A family in Uganda could be sitting down to a plate of Australian depression-era rissoles for dinner tonight, courtesy of Sydney’s Holroyd Council.
More than 60,000 people have downloaded the western Sydney council’s free cooking phone app, Love Your Leftovers, since it was launched in 2013, including people from countries as far flung as Uganda, China, Canada, Jordan, the UK and Norway.
The app is stuffed full of recipes ideally suited to using up leftovers, like chicken fried rice, bubble and squeak, rice custard or chicken curry.

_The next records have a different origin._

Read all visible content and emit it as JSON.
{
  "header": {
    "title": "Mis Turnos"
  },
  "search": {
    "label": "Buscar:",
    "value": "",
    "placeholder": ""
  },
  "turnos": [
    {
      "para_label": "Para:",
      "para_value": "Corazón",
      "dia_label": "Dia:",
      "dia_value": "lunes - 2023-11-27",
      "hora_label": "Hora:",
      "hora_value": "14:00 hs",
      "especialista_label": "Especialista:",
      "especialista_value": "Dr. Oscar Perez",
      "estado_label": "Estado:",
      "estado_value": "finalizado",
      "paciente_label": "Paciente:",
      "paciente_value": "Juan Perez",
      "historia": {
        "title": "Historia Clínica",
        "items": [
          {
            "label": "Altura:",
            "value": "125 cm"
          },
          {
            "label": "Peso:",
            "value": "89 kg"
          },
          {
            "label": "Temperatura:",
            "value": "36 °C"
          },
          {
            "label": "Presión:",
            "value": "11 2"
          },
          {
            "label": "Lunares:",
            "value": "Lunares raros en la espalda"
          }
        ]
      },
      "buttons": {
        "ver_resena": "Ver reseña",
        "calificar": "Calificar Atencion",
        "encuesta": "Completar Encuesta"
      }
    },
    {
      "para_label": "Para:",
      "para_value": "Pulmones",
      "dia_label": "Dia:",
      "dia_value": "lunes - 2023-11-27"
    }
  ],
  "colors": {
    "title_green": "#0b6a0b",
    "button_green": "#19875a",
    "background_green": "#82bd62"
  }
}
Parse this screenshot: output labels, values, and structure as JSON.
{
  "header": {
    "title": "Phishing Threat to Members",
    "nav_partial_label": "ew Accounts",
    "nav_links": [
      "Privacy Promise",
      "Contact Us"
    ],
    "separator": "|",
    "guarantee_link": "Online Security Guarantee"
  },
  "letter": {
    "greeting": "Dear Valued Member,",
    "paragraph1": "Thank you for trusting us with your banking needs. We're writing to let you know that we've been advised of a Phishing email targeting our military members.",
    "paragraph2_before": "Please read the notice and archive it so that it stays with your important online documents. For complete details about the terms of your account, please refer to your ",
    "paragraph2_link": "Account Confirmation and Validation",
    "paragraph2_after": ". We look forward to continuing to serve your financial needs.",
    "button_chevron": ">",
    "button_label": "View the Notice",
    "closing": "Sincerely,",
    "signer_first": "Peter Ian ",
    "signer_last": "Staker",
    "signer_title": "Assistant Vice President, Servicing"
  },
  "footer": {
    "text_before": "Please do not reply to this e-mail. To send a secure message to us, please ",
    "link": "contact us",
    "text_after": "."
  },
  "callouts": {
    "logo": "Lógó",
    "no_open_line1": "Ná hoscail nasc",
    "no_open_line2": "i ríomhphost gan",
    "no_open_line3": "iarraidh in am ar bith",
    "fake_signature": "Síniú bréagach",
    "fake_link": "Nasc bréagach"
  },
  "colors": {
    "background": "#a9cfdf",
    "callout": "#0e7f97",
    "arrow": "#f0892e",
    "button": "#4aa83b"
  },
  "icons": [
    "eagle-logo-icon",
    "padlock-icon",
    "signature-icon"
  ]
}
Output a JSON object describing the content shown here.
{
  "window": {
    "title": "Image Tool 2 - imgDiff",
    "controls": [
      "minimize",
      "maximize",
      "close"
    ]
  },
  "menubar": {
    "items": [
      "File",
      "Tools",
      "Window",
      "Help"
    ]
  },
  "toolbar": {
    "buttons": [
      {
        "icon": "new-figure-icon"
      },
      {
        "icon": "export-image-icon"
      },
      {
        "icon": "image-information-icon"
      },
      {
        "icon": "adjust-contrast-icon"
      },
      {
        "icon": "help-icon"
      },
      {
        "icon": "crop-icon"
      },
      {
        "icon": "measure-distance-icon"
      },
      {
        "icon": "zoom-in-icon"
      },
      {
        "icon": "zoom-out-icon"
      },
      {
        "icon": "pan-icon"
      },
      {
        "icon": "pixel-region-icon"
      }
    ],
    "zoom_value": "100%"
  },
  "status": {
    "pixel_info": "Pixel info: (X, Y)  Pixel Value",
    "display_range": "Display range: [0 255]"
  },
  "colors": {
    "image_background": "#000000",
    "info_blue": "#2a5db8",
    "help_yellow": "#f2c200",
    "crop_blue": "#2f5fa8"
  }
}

It also gives information on how to store fresh food and leftover ingredients so that they keep longer.
Food waste is a serious issue and a serious burden on councils that deal with it. NSW residents throw away more than $2.5 billion worth of edible food a year, which amounts to a horrific 800,000 tonnes of dumped food and takes up one-third of the space in household garbage bins.
The Love Your Leftovers app is a light-hearted response to this serious issue and it grew out of a recipe book of the same name produced by the western Sydney Council in 2011 after the council decided to attack food waste and contact locals to ask them for imaginative recipes using leftovers.
They made a particular effort to find older residents who might remember recipes handed down by their parents or grandparents from the Depression era, where people were forced to use every scrap of food wisely and their leftovers creatively. Residents were also asked for tips on preserving food.
Carmen Bennett, a Waste Education Officer at Holroyd Council, said the app had brought the cookbook to life and made it much more interactive.
“The app is a digital version of the cookbook. It allows people to look at the recipes and to put in your leftover ingredients [and search] or put in a category, like cakes or savoury. It has photos of the recipes and it encourages people to submit their own recipes,” Ms Bennett said.
Brooke Littman, also a Waste Education Officer at the council, said the app targeted a different audience that may not be aware of the cookbook: 18 to 24-year-olds, young families and wealthy households.
Ms Littman has been trying out some of the recipes herself.
“I’ve got a few favourites. I cook the pastizzi triangles and put them in the oven. The kids really like those, that’s probably their favourite, but even just making garlic bread with a bit of garlic butter.”
The app is currently available for iPhones and iPads but the council hopes to secure funding to develop it for Android phones in the future and to publicise more widely.
The app and the recipe book were funded under the NSW Environmental Protection Agency’s Love Food Hate Waste program and has been named by City of Sydney’s Green Villages website as one of its top 10 green apps.
Comment below to have your say on this story.
If you have a news story or tip-off, get in touch at email@example.com.
Sign up to the Government News newsletter